Two-faced bacteria
The gut microbiome, which is a collection of numerous beneficial bacteria species, is key to our overall well-being and good health.
Microcensus in bacteria
Bacillus subtilis can determine proportions of different groups within a mixed population.
Right beneath the skin we all have the same bacteria
In the dermis skin layer, the same bacteria are found across age and gender.
Bacteria must be 'stressed out' to divide
Bacterial cell division is controlled by both enzymatic activity and mechanical forces, which work together to control its timing and location, a new study from EPFL finds.
How bees live with bacteria
More than 90 percent of all bee species are not organized in colonies, but fight their way through life alone.
The bacteria building your baby
Australian researchers have laid to rest a longstanding controversy: is the womb sterile?
Hopping bacteria
Scientists have long known that key models of bacterial movement in real-world conditions are flawed.
Bacteria uses viral weapon against other bacteria
Bacterial cells use both a virus -- traditionally thought to be an enemy -- and a prehistoric viral protein to kill other bacteria that competes with it for food according to an international team of researchers who believe this has potential implications for future infectious disease treatment.
Drug diversity in bacteria
Bacteria produce a cocktail of various bioactive natural products in order to survive in hostile environments with competing (micro)organisms.
More Bacteria News and Bacteria Current Events

Trending Science News

Current Coronavirus (COVID-19) News

Top Science Podcasts

We have hand picked the top science podcasts of 2020.
Now Playing: TED Radio Hour

Listen Again: Reinvention
Change is hard, but it's also an opportunity to discover and reimagine what you thought you knew. From our economy, to music, to even ourselves–this hour TED speakers explore the power of reinvention. Guests include OK Go lead singer Damian Kulash Jr., former college gymnastics coach Valorie Kondos Field, Stockton Mayor Michael Tubbs, and entrepreneur Nick Hanauer.
Now Playing: Science for the People

#562 Superbug to Bedside
By now we're all good and scared about antibiotic resistance, one of the many things coming to get us all. But there's good news, sort of. News antibiotics are coming out! How do they get tested? What does that kind of a trial look like and how does it happen? Host Bethany Brookeshire talks with Matt McCarthy, author of "Superbugs: The Race to Stop an Epidemic", about the ins and outs of testing a new antibiotic in the hospital.
Now Playing: Radiolab

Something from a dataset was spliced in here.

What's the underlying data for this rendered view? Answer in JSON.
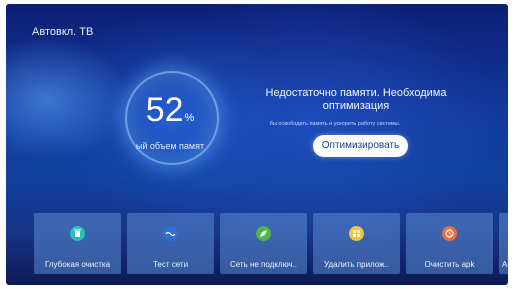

Dispatch 6: Strange Times
Covid has disrupted the most basic routines of our days and nights. But in the middle of a conversation about how to fight the virus, we find a place impervious to the stalled plans and frenetic demands of the outside world. It's a very different kind of front line, where urgent work means moving slow, and time is marked out in tiny pre-planned steps. Then, on a walk through the woods, we consider how the tempo of our lives affects our minds and discover how the beats of biology shape our bodies. This episode was produced with help from Molly Webster and Tracie Hunte. Support Radiolab today at Radiolab.org/donate.